Cinematography: Director of Photography was Anthony Dod Mantle from Oxford, England. Anthony is also known for filming two episodes of “Wallander” and currently working on a new film called “In The Heart of the Sea”. I noticed a lot of reflection of light from above in many scenes, which was nice for dramatic effects. Sometimes the main characters in the background would be “framed” by the unfocused people or objects in front of them until the characters would eventually come towards the camera and lose the unfocused frame. I thought this was clever as the main characters were indeed inside a bubble of their lives surrounded by evil encounters and the general bustle of life in India. If the main characters were to be constantly in focus and filling the main screen of the movie at all times, it would lose all effect in what the storyline was trying to convey. The end scene was perfect where it just had the two main characters with each other and there was nothing “framing” them which allowed the viewer to have the full impact of what that scene finally meant to the both of them. Freedom.
Music score: A.R. Rahman produced the musical score for this film. I have had the English version of “Jai ho” on my ipod for a few years now, but it was great to finally hear the song in its original language. Rahman mixed Western sounds with a twist of techno, fine orchestra and vibrant vocals for most of the scores. Music from India has some of the romantic song lyrics I have ever heard and this comes from watching numerous Indian films. The lyrics of “Dreams on Fire” is sweet. The humming version of the song is called “Latika’s Theme”. “Liquid Dance” and “Ringa Ringa” are two of my favorite songs from the film.
Jamal: I knew you’d be watching.
Latika: I thought we would meet only in death.
Jamal: This is our destiny.
Latika: Kiss me.
Audience reaction: Two thumbs up!

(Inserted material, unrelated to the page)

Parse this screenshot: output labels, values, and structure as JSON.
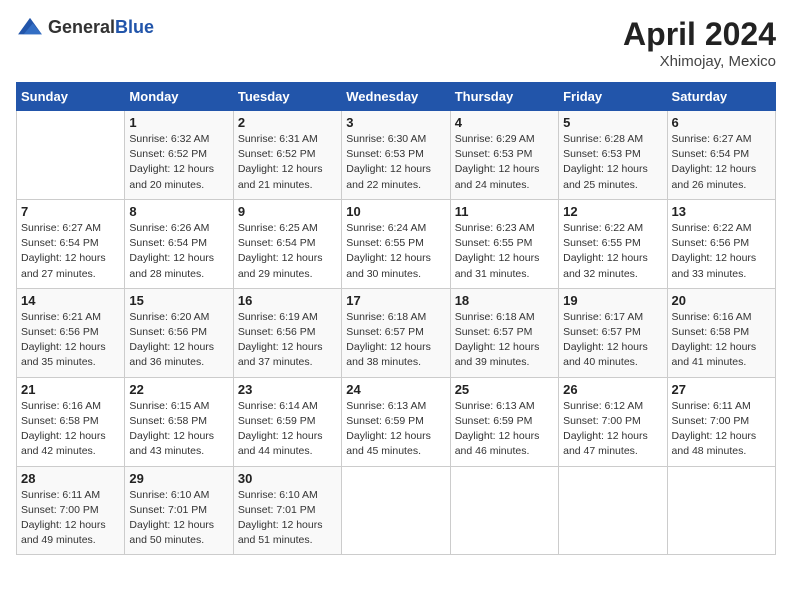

Relatability: It was suggested for me to watch this film, so I had to comply, of course. I had heard of this movie many years ago, but for some reason or another, I never got a chance to watch it. All I knew about it was that it had to do with a game show. That was it. Nothing else. Which was perfect, because sometimes I like going into a movie knowing absolutely nothing about it and having an open mind. The only thing I could relate to in this film was of the street children. In Brazil, we would meet many of them and visit the organization that would help them out. One day, we were walking and we would see these 12 year old boys sniffing glue and approach us with glazed and bloodshot eyes asking for money. They were so high, it was sad to see, but this was their way of life. The organization in my city in Brazil would help these children get off the street and get them help. It was interesting to hear their stories of life on the streets and their hopes and dreams. In Rio, when I was 12 years old, my mom and I were surrounded by some street boys who wanted to steal our watches and money. They didn’t take much, but they are smart in how they work together as a team in robbing people. Many of them would wear 2 t-shirts when they robbed people. Once they ran off with the money, they would take the first shirt off exposing a different color underneath as not to be identified by the eye-witness of the robbed. Is this movie worth watching? Yes, and that is my final answer.